It’s a difficult topic and hard to talk about, but there are so many important things to consider when it comes to end-of-life legal planning. At some point, we may need help making everyday or life-altering decisions.
Here’s a rundown of a few basics you need to know about appointing someone ahead of time—someone who will not only act on your behalf but in your best interests—should you one day find yourself needing to place any of those 35,000 important decisions into the hands of someone else.
Power of Attorney: What it is and what it does
While you might hear the phrase Power of Attorney (or POA) referred to as a person in everyday conversation, the Power of Attorney is actually the document that specifies who you (the principal) name as the agent to have the legal authority to make certain decisions on your behalf. What kinds of decisions, you ask? That’s up to you.
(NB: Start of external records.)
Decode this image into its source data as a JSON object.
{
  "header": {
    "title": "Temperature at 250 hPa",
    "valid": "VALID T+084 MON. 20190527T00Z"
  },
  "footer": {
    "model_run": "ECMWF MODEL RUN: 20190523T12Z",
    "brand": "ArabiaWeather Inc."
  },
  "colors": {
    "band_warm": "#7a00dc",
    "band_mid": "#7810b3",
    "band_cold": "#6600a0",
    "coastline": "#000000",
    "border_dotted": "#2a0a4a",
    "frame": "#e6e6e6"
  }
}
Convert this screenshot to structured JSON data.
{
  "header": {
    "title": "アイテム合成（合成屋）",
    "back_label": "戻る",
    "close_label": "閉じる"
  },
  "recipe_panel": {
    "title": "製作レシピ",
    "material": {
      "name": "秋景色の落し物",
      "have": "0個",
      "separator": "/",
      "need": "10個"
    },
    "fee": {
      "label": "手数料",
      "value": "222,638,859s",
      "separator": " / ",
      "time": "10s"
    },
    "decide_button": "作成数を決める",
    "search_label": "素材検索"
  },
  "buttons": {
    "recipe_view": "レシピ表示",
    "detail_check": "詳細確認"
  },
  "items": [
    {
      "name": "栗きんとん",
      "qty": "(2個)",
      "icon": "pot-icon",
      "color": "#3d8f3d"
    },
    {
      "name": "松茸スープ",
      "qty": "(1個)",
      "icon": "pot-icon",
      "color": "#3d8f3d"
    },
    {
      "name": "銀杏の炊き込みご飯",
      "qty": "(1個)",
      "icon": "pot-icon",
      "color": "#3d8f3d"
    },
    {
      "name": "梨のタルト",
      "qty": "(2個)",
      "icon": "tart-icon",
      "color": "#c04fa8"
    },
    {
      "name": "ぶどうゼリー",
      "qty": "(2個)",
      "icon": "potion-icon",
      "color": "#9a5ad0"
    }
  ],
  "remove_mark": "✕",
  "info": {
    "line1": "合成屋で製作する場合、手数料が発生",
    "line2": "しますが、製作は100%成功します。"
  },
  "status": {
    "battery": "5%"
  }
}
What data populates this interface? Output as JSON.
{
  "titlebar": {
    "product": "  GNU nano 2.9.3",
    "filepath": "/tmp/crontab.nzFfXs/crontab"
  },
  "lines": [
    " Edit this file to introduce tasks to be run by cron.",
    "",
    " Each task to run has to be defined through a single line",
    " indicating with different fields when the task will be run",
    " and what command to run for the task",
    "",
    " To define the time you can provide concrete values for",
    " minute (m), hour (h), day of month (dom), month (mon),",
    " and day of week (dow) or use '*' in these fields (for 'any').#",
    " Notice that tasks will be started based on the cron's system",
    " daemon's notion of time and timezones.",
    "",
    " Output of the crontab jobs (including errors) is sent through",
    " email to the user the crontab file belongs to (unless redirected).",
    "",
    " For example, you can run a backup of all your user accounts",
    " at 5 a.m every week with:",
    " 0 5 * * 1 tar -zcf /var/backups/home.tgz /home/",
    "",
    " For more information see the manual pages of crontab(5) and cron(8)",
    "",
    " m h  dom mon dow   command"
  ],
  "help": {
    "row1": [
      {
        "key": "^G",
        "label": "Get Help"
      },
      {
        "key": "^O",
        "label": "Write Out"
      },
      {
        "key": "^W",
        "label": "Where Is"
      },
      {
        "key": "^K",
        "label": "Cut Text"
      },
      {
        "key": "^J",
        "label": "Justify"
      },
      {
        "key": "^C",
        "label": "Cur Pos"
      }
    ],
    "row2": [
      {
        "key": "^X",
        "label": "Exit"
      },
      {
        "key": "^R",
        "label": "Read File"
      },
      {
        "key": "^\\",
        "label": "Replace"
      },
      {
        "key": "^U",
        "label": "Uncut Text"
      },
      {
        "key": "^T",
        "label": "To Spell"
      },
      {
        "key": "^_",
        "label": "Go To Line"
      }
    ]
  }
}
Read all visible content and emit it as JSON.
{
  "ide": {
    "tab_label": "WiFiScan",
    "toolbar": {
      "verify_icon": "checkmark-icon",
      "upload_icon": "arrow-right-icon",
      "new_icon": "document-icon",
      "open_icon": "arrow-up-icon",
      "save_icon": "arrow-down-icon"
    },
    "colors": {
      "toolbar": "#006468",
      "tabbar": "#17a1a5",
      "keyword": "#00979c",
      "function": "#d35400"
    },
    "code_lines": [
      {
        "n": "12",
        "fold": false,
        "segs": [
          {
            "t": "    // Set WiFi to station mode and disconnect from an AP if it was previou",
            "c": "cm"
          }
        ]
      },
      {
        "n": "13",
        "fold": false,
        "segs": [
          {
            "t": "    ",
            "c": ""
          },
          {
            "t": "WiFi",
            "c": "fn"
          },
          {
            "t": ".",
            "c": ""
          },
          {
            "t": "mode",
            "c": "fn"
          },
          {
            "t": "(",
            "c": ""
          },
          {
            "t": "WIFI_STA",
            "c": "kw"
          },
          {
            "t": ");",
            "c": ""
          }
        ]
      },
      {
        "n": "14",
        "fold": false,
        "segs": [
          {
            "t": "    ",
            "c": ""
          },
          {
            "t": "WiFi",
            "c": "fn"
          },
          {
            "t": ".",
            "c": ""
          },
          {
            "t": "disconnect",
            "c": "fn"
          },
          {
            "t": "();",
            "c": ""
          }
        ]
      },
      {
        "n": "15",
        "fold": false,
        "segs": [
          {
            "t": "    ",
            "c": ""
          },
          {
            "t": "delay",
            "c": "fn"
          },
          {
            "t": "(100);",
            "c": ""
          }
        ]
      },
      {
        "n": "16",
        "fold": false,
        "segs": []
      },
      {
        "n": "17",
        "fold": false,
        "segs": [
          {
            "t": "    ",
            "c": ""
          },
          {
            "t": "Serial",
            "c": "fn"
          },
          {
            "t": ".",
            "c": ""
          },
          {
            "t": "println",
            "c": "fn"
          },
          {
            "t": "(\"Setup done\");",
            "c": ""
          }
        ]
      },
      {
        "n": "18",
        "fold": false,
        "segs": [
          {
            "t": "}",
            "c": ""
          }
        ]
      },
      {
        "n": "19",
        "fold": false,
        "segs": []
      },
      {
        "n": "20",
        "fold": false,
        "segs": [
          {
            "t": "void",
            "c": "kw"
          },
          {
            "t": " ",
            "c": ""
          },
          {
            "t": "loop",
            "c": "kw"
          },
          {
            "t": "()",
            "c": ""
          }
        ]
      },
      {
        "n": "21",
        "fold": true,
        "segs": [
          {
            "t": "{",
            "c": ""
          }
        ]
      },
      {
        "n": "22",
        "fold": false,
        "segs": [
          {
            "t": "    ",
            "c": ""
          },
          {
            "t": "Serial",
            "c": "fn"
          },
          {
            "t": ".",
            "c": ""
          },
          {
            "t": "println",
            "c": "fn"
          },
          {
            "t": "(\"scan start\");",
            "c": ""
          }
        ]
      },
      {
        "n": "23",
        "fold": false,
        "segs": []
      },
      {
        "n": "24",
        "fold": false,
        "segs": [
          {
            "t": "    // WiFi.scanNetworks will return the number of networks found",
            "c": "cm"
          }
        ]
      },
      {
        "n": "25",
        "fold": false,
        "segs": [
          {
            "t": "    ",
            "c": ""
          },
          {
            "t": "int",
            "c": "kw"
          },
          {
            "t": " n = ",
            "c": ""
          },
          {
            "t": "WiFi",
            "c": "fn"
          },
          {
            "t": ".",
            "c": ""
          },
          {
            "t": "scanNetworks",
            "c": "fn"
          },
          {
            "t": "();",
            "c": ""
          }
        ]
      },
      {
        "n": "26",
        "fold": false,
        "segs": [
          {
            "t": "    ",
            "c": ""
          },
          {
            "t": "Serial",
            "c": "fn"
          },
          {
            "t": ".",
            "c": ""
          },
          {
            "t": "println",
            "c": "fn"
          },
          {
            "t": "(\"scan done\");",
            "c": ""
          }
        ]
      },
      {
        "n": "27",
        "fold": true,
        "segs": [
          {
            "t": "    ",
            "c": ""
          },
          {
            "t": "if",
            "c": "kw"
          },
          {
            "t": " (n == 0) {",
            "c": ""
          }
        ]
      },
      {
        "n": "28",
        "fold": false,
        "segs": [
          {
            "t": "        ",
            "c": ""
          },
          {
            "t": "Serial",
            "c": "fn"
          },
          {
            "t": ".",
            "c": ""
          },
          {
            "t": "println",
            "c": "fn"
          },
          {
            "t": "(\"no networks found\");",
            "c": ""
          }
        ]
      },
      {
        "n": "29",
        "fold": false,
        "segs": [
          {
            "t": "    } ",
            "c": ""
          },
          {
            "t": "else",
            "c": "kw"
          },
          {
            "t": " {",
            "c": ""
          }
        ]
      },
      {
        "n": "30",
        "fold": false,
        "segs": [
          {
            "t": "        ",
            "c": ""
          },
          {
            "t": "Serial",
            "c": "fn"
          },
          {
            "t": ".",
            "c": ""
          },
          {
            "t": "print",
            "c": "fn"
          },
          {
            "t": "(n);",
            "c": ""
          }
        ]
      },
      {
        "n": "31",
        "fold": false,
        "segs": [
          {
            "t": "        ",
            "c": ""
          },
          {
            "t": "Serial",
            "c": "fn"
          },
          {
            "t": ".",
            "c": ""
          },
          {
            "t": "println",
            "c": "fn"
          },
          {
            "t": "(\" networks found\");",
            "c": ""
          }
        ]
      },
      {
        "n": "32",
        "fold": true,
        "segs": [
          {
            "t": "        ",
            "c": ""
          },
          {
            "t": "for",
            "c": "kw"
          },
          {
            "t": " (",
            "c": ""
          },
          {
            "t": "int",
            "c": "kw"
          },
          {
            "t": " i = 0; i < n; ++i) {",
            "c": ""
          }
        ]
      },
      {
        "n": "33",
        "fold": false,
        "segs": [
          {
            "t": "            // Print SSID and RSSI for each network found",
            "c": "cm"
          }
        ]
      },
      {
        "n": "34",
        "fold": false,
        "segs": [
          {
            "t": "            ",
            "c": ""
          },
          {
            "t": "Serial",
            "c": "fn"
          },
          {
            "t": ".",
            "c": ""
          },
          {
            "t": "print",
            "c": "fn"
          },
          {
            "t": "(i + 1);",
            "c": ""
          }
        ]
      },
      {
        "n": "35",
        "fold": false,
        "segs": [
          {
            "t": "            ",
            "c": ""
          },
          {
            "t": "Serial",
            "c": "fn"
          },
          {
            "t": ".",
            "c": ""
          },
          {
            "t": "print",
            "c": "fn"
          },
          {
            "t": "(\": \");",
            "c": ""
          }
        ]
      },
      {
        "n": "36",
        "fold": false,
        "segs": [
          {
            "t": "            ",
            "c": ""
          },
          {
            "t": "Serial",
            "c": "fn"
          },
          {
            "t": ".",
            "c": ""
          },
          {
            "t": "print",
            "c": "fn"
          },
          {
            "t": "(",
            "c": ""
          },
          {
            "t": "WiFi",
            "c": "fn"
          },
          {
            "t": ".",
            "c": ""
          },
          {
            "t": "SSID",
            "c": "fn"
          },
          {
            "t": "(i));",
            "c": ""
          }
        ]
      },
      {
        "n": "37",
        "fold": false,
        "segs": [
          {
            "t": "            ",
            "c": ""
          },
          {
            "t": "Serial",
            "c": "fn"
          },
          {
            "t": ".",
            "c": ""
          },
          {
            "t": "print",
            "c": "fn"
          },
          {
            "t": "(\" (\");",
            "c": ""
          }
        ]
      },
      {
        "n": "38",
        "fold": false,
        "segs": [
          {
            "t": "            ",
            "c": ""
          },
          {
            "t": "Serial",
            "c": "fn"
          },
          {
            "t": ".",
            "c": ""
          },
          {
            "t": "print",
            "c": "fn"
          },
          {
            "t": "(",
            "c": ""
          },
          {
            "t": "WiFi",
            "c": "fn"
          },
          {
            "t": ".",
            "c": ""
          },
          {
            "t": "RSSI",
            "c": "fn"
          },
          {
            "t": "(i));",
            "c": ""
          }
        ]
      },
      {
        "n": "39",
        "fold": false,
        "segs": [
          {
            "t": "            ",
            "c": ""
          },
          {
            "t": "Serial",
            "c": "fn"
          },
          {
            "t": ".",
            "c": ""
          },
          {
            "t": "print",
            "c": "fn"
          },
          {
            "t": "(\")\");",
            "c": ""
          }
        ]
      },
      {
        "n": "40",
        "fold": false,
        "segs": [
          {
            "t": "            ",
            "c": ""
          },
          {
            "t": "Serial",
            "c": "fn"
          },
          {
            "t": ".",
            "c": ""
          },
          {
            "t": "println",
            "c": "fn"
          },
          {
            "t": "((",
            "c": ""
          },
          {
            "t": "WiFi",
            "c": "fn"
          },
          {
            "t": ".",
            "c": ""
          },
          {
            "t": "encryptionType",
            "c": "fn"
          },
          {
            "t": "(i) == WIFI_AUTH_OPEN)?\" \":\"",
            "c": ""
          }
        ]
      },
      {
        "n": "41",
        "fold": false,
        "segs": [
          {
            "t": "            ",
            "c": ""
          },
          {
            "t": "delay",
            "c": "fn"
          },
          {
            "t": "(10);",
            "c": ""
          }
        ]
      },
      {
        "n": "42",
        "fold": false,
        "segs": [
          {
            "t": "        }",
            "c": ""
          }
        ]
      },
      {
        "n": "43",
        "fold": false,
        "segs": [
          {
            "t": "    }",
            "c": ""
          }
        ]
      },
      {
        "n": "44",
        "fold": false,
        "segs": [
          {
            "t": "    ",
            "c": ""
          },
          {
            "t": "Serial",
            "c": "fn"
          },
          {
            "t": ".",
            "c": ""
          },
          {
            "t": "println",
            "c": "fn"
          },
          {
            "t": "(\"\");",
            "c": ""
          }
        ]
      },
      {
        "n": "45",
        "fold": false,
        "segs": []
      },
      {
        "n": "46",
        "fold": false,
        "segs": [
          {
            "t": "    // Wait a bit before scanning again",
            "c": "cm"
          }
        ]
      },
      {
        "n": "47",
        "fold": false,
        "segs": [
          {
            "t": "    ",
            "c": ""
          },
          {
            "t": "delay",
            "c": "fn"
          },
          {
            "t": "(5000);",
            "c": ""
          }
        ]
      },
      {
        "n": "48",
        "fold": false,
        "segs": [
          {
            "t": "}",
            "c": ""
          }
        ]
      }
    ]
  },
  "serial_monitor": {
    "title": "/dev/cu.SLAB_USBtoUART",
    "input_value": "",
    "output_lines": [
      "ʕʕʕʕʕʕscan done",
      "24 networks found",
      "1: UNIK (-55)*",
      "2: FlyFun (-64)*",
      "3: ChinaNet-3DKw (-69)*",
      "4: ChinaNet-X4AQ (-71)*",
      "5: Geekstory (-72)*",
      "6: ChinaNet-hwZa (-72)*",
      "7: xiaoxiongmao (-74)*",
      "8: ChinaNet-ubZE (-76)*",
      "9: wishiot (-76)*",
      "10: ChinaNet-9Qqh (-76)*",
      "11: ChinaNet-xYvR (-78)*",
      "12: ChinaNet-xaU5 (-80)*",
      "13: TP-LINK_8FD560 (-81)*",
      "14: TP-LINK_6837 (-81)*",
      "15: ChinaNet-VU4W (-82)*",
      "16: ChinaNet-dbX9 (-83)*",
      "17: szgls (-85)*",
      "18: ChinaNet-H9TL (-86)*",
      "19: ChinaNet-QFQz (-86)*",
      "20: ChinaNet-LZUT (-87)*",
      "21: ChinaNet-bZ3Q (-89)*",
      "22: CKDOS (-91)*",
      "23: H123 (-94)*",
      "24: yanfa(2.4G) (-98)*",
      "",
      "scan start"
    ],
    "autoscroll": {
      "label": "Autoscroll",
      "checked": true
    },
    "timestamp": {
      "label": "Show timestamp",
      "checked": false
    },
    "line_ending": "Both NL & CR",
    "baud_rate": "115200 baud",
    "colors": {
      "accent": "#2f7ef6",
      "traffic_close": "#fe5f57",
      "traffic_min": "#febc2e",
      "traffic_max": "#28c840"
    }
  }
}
For example, you might grant your agent the power to:
- Manage your bank account(s)
- Write checks to pay your bills
- Sell your house for you
- Make healthcare decisions on your behalf
You can grant your agent however many powers you consider necessary. Nonetheless, make sure to choose your agent carefully. He or she should be someone you trust and who knows you well.
Where to start?
Prepare while your mind is sharp. Then hire a legal professional in your state to prepare your POA. You want your POA to be current on all state-specific requirements to ensure its validity.
You’ll want to think about when—or under what circumstances—you want your POA to go into effect. You might choose a certain date in the future or the occurrence of a particular event, such as the onset of cognitive impairment. It is important to note that to ensure your agent can make decisions for you if you become cognitively impaired, you’ll need your POA to be durable POA. Simply put, a durable POA does not have to be renewed if your health, legal, or financial status changes. A legal professional can easily walk you through all of this!
It’s never too soon to plan for when you might need help making decisions or carrying out tasks with significant legal implications. By having a POA, you can ensure your decision-maker is someone you trust.
The Hickman is a senior living community located in the heart of West Chester, Pennsylvania. Guided by Quaker principles and traditions that value all life and welcome diversity, The Hickman offers individualized care allowing older adults the opportunity to enjoy a productive life and explore the richness of all of life’s possibilities.
Jennifer Singley, MGS